  6. i guess it just goes to show how truly difficult it is to build stuff for the forces that works with minimal problems from the word go. especially when it is designed and decided upon by those in government who do not use it and never ask those who do "hey what would work best, what do you need?". some of the best weapons and vehicles that are still in use by many armed forces today, were those designed in ww2 or post war. they are reliable, popular with troops and were designed with harsh operational environments in mind. there is no point designing something that looks pretty and shiny and has all the whizbang gadgets in it that then jams the first time it gets condensation/sand in it, or has so many electrical faults it is in for repairs more often than on active duty, or has to have lots of retools to make it operationally safe.

    i would not ever try to say i have the answers to these kinds of issues, but someone out there does and someone needs to find them and ask them how to fix the problems we have, and do it fast.
  7. Real world engineering maxim:

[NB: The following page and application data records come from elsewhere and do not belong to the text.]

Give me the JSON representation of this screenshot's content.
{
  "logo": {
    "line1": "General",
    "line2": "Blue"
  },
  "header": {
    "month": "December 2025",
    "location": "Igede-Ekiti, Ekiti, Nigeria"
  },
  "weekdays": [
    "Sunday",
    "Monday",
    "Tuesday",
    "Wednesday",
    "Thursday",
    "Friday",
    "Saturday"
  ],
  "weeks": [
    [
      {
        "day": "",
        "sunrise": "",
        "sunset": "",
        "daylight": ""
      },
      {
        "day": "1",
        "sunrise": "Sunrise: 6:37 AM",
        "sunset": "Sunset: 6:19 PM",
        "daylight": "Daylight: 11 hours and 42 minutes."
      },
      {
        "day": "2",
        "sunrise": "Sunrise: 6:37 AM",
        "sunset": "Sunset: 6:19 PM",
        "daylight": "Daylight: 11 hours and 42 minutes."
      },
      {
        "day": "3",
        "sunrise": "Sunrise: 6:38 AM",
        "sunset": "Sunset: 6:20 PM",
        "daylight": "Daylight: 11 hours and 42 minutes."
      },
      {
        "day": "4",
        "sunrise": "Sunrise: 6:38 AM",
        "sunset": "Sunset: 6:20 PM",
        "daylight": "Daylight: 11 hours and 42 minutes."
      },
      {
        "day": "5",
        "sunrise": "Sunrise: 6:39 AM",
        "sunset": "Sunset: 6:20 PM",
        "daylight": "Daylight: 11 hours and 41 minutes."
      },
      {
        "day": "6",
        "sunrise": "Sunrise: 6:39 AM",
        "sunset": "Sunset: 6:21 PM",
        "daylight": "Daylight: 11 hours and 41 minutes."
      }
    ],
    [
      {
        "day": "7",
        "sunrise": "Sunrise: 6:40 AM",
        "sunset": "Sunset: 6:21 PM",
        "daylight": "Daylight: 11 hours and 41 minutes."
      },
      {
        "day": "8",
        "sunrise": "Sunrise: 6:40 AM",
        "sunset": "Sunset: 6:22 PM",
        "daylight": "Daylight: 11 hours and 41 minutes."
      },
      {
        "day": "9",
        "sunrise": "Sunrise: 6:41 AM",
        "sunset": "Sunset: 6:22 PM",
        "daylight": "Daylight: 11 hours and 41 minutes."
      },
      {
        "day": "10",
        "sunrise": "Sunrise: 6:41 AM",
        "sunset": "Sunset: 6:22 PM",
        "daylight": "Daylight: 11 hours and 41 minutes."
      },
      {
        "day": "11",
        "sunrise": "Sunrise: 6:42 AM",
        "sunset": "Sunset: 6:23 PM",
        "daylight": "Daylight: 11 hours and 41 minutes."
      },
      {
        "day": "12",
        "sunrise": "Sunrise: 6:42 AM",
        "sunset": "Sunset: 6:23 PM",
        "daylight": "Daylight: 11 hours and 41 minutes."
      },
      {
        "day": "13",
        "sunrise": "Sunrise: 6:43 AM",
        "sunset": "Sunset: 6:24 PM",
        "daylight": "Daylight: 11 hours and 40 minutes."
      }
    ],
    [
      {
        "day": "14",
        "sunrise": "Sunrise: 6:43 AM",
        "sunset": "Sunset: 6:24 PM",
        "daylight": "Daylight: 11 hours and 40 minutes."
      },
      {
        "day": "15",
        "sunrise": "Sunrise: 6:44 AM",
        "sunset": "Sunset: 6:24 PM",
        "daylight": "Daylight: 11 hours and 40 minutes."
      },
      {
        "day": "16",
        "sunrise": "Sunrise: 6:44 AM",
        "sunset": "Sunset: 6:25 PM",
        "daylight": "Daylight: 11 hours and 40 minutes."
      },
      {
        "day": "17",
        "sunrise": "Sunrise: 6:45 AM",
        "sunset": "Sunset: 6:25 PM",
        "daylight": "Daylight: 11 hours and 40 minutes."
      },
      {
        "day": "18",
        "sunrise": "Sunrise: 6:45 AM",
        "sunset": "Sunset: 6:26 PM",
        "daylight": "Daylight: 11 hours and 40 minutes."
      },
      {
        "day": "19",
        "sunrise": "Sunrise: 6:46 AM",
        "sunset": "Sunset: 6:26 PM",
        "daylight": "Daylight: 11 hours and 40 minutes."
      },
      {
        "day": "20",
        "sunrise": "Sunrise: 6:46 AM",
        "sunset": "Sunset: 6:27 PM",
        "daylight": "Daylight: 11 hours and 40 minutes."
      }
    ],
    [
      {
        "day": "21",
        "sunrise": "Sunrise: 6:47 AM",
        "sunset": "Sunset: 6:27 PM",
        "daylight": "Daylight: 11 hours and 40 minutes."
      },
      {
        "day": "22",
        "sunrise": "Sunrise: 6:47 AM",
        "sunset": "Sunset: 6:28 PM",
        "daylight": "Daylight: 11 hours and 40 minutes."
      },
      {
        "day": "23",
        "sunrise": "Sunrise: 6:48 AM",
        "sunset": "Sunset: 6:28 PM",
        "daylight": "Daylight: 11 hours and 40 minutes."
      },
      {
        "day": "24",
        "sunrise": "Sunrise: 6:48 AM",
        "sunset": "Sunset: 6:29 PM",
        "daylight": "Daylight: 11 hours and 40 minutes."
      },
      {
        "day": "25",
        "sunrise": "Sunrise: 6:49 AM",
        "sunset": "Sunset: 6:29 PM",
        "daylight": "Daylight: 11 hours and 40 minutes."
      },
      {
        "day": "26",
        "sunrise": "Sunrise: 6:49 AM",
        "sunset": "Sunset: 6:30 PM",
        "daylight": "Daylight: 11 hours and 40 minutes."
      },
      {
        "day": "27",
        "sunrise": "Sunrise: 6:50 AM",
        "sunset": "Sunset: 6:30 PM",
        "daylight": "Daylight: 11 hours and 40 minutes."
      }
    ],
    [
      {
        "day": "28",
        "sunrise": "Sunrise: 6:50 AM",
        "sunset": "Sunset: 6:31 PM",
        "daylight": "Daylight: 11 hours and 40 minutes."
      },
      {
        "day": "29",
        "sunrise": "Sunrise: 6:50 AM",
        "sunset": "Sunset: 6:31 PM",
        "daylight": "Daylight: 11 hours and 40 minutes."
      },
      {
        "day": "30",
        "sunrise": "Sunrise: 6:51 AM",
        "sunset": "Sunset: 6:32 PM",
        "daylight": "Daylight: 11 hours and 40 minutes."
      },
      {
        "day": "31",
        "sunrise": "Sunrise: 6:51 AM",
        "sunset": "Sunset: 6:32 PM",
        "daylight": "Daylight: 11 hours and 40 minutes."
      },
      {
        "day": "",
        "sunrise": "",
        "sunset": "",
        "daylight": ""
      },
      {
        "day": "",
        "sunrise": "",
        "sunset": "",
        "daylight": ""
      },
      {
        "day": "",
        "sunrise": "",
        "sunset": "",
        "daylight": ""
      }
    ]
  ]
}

    "You can have it quick, cheap, or good. Pick two, you won't get the third"
  8. Cynics might say that the NZ Army does not actually want its shite and briney new LAVs to move. Stationary they make an ideal billboard on to which the NZ Army can paint the new, super-improved and vastly expensive new logo. To be admired by all those who coughed up - i.e. the NZ taxpayer

  9. oooo pretty! that is way better than our one. what does it say "army be depressed"? :wink:
  10. Its good to know that its not only the British Army that buys turkeys...

    The aussies are also looking at a replacement for the M113 called the bushmaster, again it has all the makings of a white elephant, I saw one at Enoggra (aus army garrison) when I enquired to the drive "how well" it went he simply replied "dunno mate its hasnt moved for two months!"
  11. With new vehicles, radios, a replacement for the Land Rover that looks like Lada are trying to compete with Range Rover it's nothing but smiles over here. Pity there's such a manpower shortage that we won't get a chance to break anything as we won't have enough people to use them.
  12. AAAAH! Its good to see that as well as giving you the gift of parliamentary democracy, shakespeare, the rule of law, Adam Smith economics, beer, the english language...... we also provided you with the priceless gift of being able to completely **** up the eqpt procurement process and a mindset which selects 'shit kit' over 'effective kit' everytime........ that way we preserve our cherished interoperability. THREE CHEERS FOR THE BRITISH EMPIRE!!!!!!!! HURRAH!!!!!!
  13. The Pinzgaur


    The Pinzgaur web site says;

    Loads of squaddies sitting around discussing Bernoulli's Theorem and when the fcuking truck broke down again :?: :?:
  14. The Irish army had similar problems with mechanical breakdowns in the Swiss built version (MOWAG Piranha III= LAV III series), the first battalion group deployed to Liberia reported poor serviceabilty, and before that the initial conversion courses managed to flip one due to faulty suspension as well as seperate instances of armour cracking.

    But then what vehicle has had a flawless entry into service?
  15. Err..........the horse......?